- We recommend that you view the video lectures in the order that they are provided as the quizzes have been carefully placed to maximize retention; however, you may view the video lectures in any order you please.
- The course comes with 30 days of continuous, unlimited access. Below you will see examples of 12, 15, 19, 21 and 25 day plans. Some students prefer to spend 6-7 hours a day viewing the video lectures so they can complete the course in 13 days and go on to completing a question bank or focusing on deep learning of the material they have harvested from the DIT course. Others prefer to take more time going through the videos, especially if they have not had the opportunity to do any board preparation prior to starting the DIT course.
- The 12, 15, and 19 day plans are suggested for students that have completed First Aid or another comprehensive review book prior to beginning Part 2 of the DIT Step 1 Review Course. This allows the student to go through the course very quickly with maximum effectiveness taking notes without rewinding or frequent interruptions of the video lectures to annotate their notes. It also assumes that the student does not need to preview their comprehensive review books such as First Aid prior to the next day’s lecture material to keep up, allowing him/her more time to do questions in their question bank.
- If you are a student that has experienced a traditional curriculum and has developed a solid foundation during your basic sciences, then you may prefer the shorter plans. This is especially true if your school has given you a 5-6 week study period to prepare before beginning your 3rd year clinical clerkship experiences.

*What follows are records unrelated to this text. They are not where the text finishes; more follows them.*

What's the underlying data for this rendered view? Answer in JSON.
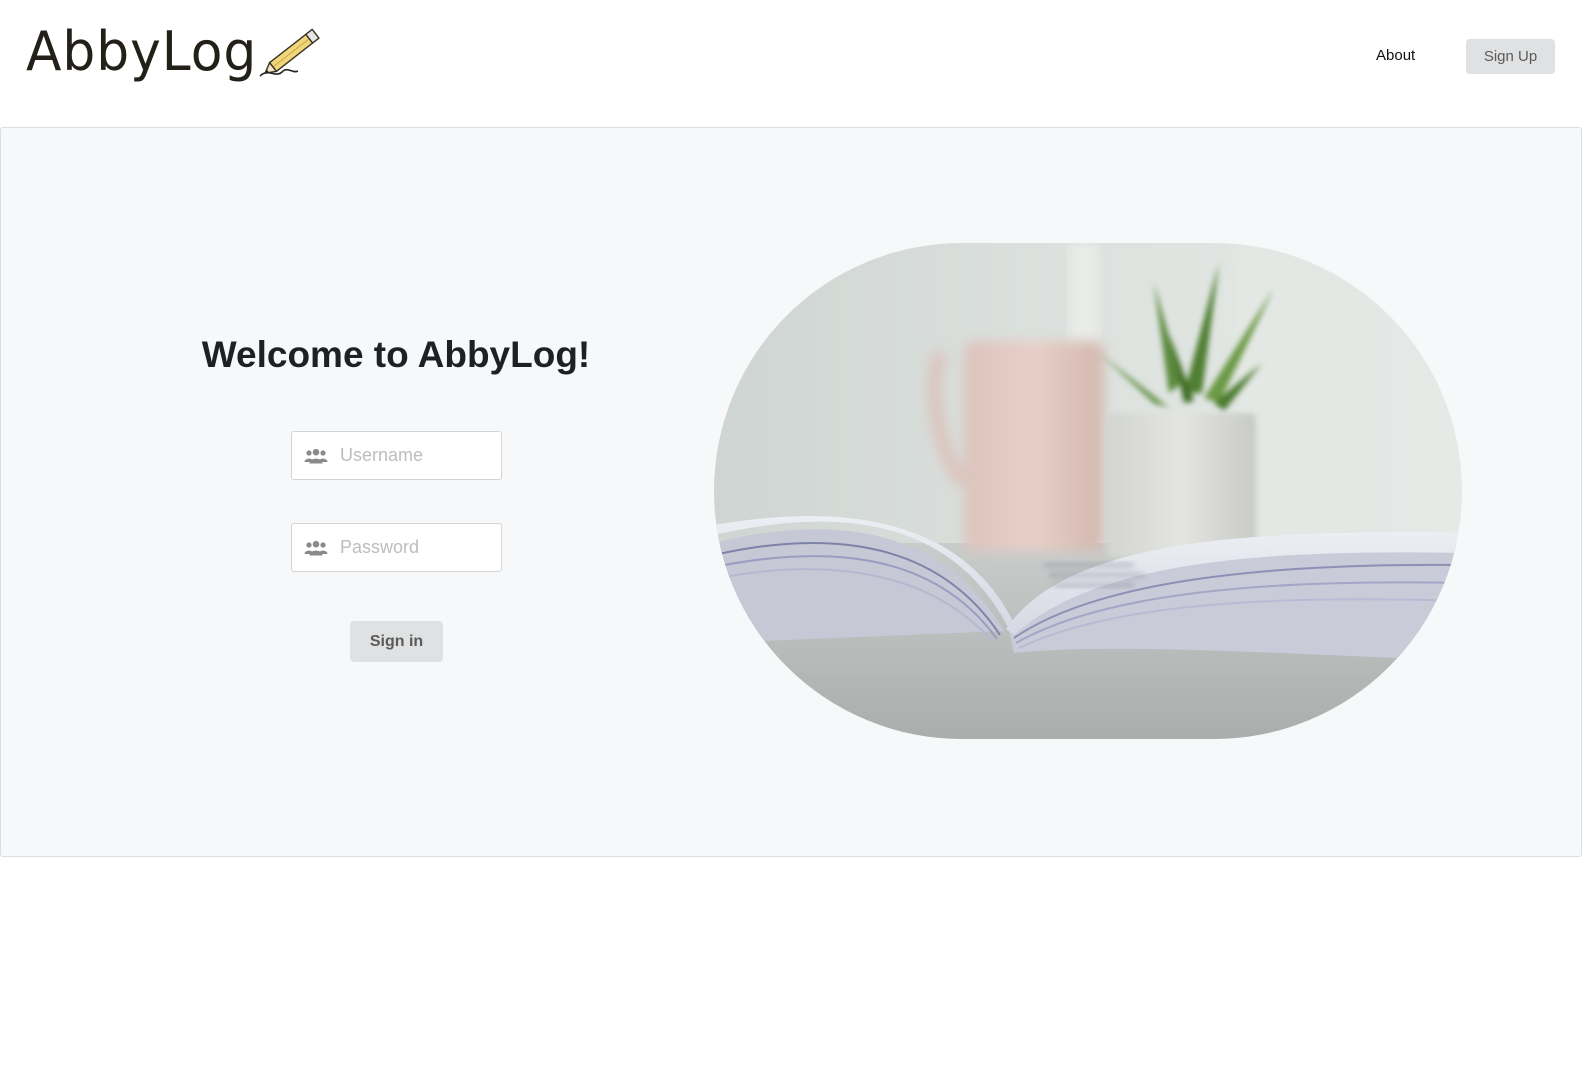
{
  "header": {
    "logo_text": "AbbyLog",
    "nav": {
      "about_label": "About",
      "signup_label": "Sign Up"
    }
  },
  "login": {
    "title": "Welcome to AbbyLog!",
    "username": {
      "placeholder": "Username",
      "value": "",
      "icon": "users-icon"
    },
    "password": {
      "placeholder": "Password",
      "value": "",
      "icon": "users-icon"
    },
    "signin_label": "Sign in"
  },
  "hero": {
    "subject": "open book, pink mug and potted plant on a table"
  },
  "colors": {
    "panel_bg": "#f7f8f9",
    "button_bg": "#e0e1e2",
    "button_text": "#5a5a5a",
    "title_text": "#1f2022"
  }
}
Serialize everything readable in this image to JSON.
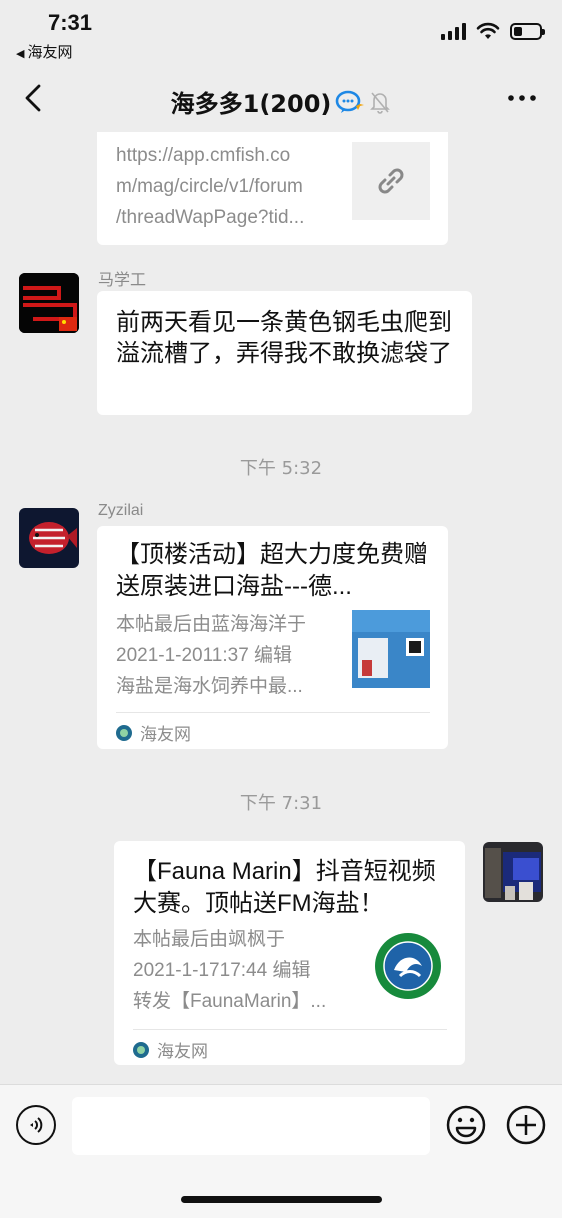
{
  "status_bar": {
    "time": "7:31",
    "back_app": "海友网"
  },
  "nav": {
    "title": "海多多1(200)"
  },
  "messages": [
    {
      "type": "link-card-partial",
      "description": "https://app.cmfish.co\nm/mag/circle/v1/forum\n/threadWapPage?tid..."
    },
    {
      "type": "text",
      "sender": "马学工",
      "text": "前两天看见一条黄色钢毛虫爬到溢流槽了，弄得我不敢换滤袋了"
    },
    {
      "type": "timestamp",
      "text": "下午 5:32"
    },
    {
      "type": "share-card",
      "sender": "Zyzilai",
      "title": "【顶楼活动】超大力度免费赠送原装进口海盐---德...",
      "desc_lines": [
        "本帖最后由蓝海海洋于",
        "2021-1-2011:37 编辑",
        "海盐是海水饲养中最..."
      ],
      "source": "海友网"
    },
    {
      "type": "timestamp",
      "text": "下午 7:31"
    },
    {
      "type": "share-card-self",
      "title": "【Fauna Marin】抖音短视频大赛。顶帖送FM海盐！",
      "desc_lines": [
        "本帖最后由飒枫于",
        "2021-1-1717:44 编辑",
        "转发【FaunaMarin】..."
      ],
      "source": "海友网"
    }
  ],
  "input_bar": {
    "placeholder": ""
  },
  "colors": {
    "background": "#ededed",
    "bubble": "#ffffff",
    "accent_blue": "#1e88e5"
  }
}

- The 15 or 19 day plan will allow you to view several lectures in the morning and then free up time to do question bank questions in the afternoon. In the evening, you can choose to review what you have gone over in that day’s course lectures, do more question bank questions, or preview the course material for the next day.
The Last Week Before Your Exam
- In the last week before your Step 1 exam, it is a good idea to continue to do question bank questions just to keep in practice.
- It should be your goal to complete your question bank at least 1 week prior to testing and then keep doing questions and continue practice doing questions the last week before your exam. This will continue your learning and keep your test taking rhythm going.
- Most students perform best sitting for their exam within 5-10 days of completion of the DIT course. However, students who are not scoring in the passing range on CBSSA exams in the last week prior to sitting for Step 1 should postpone and continue to study.
- Concentrate your studies on your annotated First Aid or high yield review book the week prior to your exam if you have completed your question bank. Knowing this information extremely well will help you make the best educated choices when taking your exam.
Additional Notes for Studying for Step 1
You will find some of the areas discussed in greater detail from past and future blog posts. Here are a few below: